→ REQUIREMENT
A complete, exact copy of the data is the required answer.

→ DATASET RECORDS
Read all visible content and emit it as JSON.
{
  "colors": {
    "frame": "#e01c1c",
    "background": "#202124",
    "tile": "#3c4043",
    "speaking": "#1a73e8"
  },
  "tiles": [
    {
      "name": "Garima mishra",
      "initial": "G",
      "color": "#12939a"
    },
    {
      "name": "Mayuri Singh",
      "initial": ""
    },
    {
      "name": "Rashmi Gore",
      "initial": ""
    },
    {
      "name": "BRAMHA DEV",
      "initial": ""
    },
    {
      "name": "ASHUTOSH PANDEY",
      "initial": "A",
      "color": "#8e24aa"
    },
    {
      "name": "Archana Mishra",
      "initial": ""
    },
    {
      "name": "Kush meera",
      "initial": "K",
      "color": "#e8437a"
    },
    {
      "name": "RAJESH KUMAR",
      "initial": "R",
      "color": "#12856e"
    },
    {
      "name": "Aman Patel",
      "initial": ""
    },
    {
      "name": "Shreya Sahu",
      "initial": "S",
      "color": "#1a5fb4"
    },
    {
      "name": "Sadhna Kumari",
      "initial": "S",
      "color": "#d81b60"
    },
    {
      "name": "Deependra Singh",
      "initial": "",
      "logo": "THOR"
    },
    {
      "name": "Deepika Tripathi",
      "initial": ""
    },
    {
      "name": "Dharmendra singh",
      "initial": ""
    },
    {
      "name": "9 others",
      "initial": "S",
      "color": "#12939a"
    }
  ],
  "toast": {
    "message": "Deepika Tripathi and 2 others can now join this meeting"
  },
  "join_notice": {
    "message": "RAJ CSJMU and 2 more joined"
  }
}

→ OUTPUT FOR THIS TASK
Read all visible content and emit it as JSON.
{
  "colors": {
    "frame": "#e01c1c",
    "background": "#202124",
    "tile": "#3c4043",
    "speaking": "#1a73e8"
  },
  "tiles": [
    {
      "name": "Garima mishra",
      "initial": "G",
      "color": "#12939a"
    },
    {
      "name": "Mayuri Singh",
      "initial": ""
    },
    {
      "name": "Rashmi Gore",
      "initial": ""
    },
    {
      "name": "BRAMHA DEV",
      "initial": ""
    },
    {
      "name": "ASHUTOSH PANDEY",
      "initial": "A",
      "color": "#8e24aa"
    },
    {
      "name": "Archana Mishra",
      "initial": ""
    },
    {
      "name": "Kush meera",
      "initial": "K",
      "color": "#e8437a"
    },
    {
      "name": "RAJESH KUMAR",
      "initial": "R",
      "color": "#12856e"
    },
    {
      "name": "Aman Patel",
      "initial": ""
    },
    {
      "name": "Shreya Sahu",
      "initial": "S",
      "color": "#1a5fb4"
    },
    {
      "name": "Sadhna Kumari",
      "initial": "S",
      "color": "#d81b60"
    },
    {
      "name": "Deependra Singh",
      "initial": "",
      "logo": "THOR"
    },
    {
      "name": "Deepika Tripathi",
      "initial": ""
    },
    {
      "name": "Dharmendra singh",
      "initial": ""
    },
    {
      "name": "9 others",
      "initial": "S",
      "color": "#12939a"
    }
  ],
  "toast": {
    "message": "Deepika Tripathi and 2 others can now join this meeting"
  },
  "join_notice": {
    "message": "RAJ CSJMU and 2 more joined"
  }
}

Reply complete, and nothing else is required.